LTE test was performed with full network reception on an iPhone.

5G test was performed in a controlled Encqor 5G testbed at Communitech.

Hard wired test was performed at a home office.

See below Speedtest results of each network at the time of testing for reference.

Download (Mbps)Upload (Mbps)Latency (ms)
Hard Wired125.611.912.0

Figure 1 • Speed Test Results

Test Results

The table below illustrates the breakdown of the average speed of standard mobile API requests by transit and wait times. 

TotalTransitWaitTransit % of Total
LTE509.9 ms63.4 ms446.5 ms12.44%
5G192.6 ms1.5 ms191.1 ms0.79%
Hard Wired294.0 ms1.2 ms292.9 ms0.40%

Figure 2 • Test Results: Average duration of an API request


We were surprised that the variance of wait times across different tests resulted in a far greater effect on total time than transit times.  Given the correlation between a network’s download speed (see figure 1) and wait time (see figure 2) we hypothesize that network speed may somehow be impacting wait times as well as transit times.  This requires further study.

That aside, we found 3 outcomes important: 

  1. For transit time 5G performed 28% slower than hard wired and 98% faster than LTE.
  2. For total time: 5G performed 34% faster than hard wired and 62% faster than LTE.  
  3. All 3 networks performed at or under 0.5 seconds.

Finally, we questioned whether 5G lab results at the Communitech testbed were representative of what a real-world user would experience.  Given the variance of 5G network hardware, protocols, proximity and obstructions we expect that real-world testing may result in lower speeds for app users.

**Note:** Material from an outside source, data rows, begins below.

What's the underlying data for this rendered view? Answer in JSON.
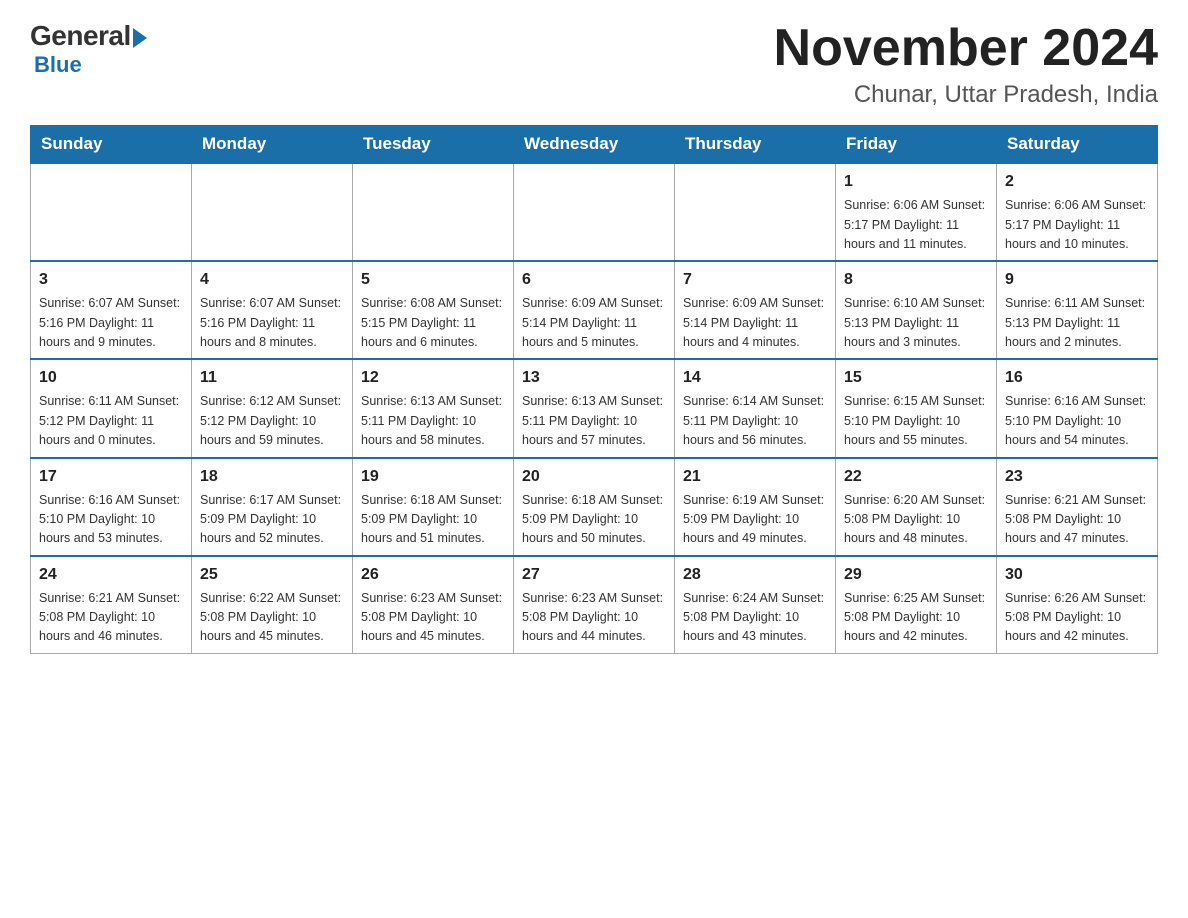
{
  "header": {
    "logo_general": "General",
    "logo_blue": "Blue",
    "month_title": "November 2024",
    "location": "Chunar, Uttar Pradesh, India"
  },
  "days_of_week": [
    "Sunday",
    "Monday",
    "Tuesday",
    "Wednesday",
    "Thursday",
    "Friday",
    "Saturday"
  ],
  "weeks": [
    [
      {
        "day": "",
        "info": ""
      },
      {
        "day": "",
        "info": ""
      },
      {
        "day": "",
        "info": ""
      },
      {
        "day": "",
        "info": ""
      },
      {
        "day": "",
        "info": ""
      },
      {
        "day": "1",
        "info": "Sunrise: 6:06 AM\nSunset: 5:17 PM\nDaylight: 11 hours\nand 11 minutes."
      },
      {
        "day": "2",
        "info": "Sunrise: 6:06 AM\nSunset: 5:17 PM\nDaylight: 11 hours\nand 10 minutes."
      }
    ],
    [
      {
        "day": "3",
        "info": "Sunrise: 6:07 AM\nSunset: 5:16 PM\nDaylight: 11 hours\nand 9 minutes."
      },
      {
        "day": "4",
        "info": "Sunrise: 6:07 AM\nSunset: 5:16 PM\nDaylight: 11 hours\nand 8 minutes."
      },
      {
        "day": "5",
        "info": "Sunrise: 6:08 AM\nSunset: 5:15 PM\nDaylight: 11 hours\nand 6 minutes."
      },
      {
        "day": "6",
        "info": "Sunrise: 6:09 AM\nSunset: 5:14 PM\nDaylight: 11 hours\nand 5 minutes."
      },
      {
        "day": "7",
        "info": "Sunrise: 6:09 AM\nSunset: 5:14 PM\nDaylight: 11 hours\nand 4 minutes."
      },
      {
        "day": "8",
        "info": "Sunrise: 6:10 AM\nSunset: 5:13 PM\nDaylight: 11 hours\nand 3 minutes."
      },
      {
        "day": "9",
        "info": "Sunrise: 6:11 AM\nSunset: 5:13 PM\nDaylight: 11 hours\nand 2 minutes."
      }
    ],
    [
      {
        "day": "10",
        "info": "Sunrise: 6:11 AM\nSunset: 5:12 PM\nDaylight: 11 hours\nand 0 minutes."
      },
      {
        "day": "11",
        "info": "Sunrise: 6:12 AM\nSunset: 5:12 PM\nDaylight: 10 hours\nand 59 minutes."
      },
      {
        "day": "12",
        "info": "Sunrise: 6:13 AM\nSunset: 5:11 PM\nDaylight: 10 hours\nand 58 minutes."
      },
      {
        "day": "13",
        "info": "Sunrise: 6:13 AM\nSunset: 5:11 PM\nDaylight: 10 hours\nand 57 minutes."
      },
      {
        "day": "14",
        "info": "Sunrise: 6:14 AM\nSunset: 5:11 PM\nDaylight: 10 hours\nand 56 minutes."
      },
      {
        "day": "15",
        "info": "Sunrise: 6:15 AM\nSunset: 5:10 PM\nDaylight: 10 hours\nand 55 minutes."
      },
      {
        "day": "16",
        "info": "Sunrise: 6:16 AM\nSunset: 5:10 PM\nDaylight: 10 hours\nand 54 minutes."
      }
    ],
    [
      {
        "day": "17",
        "info": "Sunrise: 6:16 AM\nSunset: 5:10 PM\nDaylight: 10 hours\nand 53 minutes."
      },
      {
        "day": "18",
        "info": "Sunrise: 6:17 AM\nSunset: 5:09 PM\nDaylight: 10 hours\nand 52 minutes."
      },
      {
        "day": "19",
        "info": "Sunrise: 6:18 AM\nSunset: 5:09 PM\nDaylight: 10 hours\nand 51 minutes."
      },
      {
        "day": "20",
        "info": "Sunrise: 6:18 AM\nSunset: 5:09 PM\nDaylight: 10 hours\nand 50 minutes."
      },
      {
        "day": "21",
        "info": "Sunrise: 6:19 AM\nSunset: 5:09 PM\nDaylight: 10 hours\nand 49 minutes."
      },
      {
        "day": "22",
        "info": "Sunrise: 6:20 AM\nSunset: 5:08 PM\nDaylight: 10 hours\nand 48 minutes."
      },
      {
        "day": "23",
        "info": "Sunrise: 6:21 AM\nSunset: 5:08 PM\nDaylight: 10 hours\nand 47 minutes."
      }
    ],
    [
      {
        "day": "24",
        "info": "Sunrise: 6:21 AM\nSunset: 5:08 PM\nDaylight: 10 hours\nand 46 minutes."
      },
      {
        "day": "25",
        "info": "Sunrise: 6:22 AM\nSunset: 5:08 PM\nDaylight: 10 hours\nand 45 minutes."
      },
      {
        "day": "26",
        "info": "Sunrise: 6:23 AM\nSunset: 5:08 PM\nDaylight: 10 hours\nand 45 minutes."
      },
      {
        "day": "27",
        "info": "Sunrise: 6:23 AM\nSunset: 5:08 PM\nDaylight: 10 hours\nand 44 minutes."
      },
      {
        "day": "28",
        "info": "Sunrise: 6:24 AM\nSunset: 5:08 PM\nDaylight: 10 hours\nand 43 minutes."
      },
      {
        "day": "29",
        "info": "Sunrise: 6:25 AM\nSunset: 5:08 PM\nDaylight: 10 hours\nand 42 minutes."
      },
      {
        "day": "30",
        "info": "Sunrise: 6:26 AM\nSunset: 5:08 PM\nDaylight: 10 hours\nand 42 minutes."
      }
    ]
  ]
}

Variation between different instances of the same API request and the server’s time to process that request appears to impact the overall time as what we measured as transit time.  This points to a need to further understand and optimize non-transit API efficiency.

5G offered substantial overall and transit time improvements over LTE, and exceeded on some measures that of our hard-wired environment.  This is promising for app users who may expect the same experience both in office and on the road.

Overall, the app appears to perform satisfactorily on all 3 networks.  We expect that suboptimal network access will be the primary issue for mobile app usage regardless of mobile network.  As a result, we anticipate the need to create an “offline mode” that allows for the queuing of data when a request fails.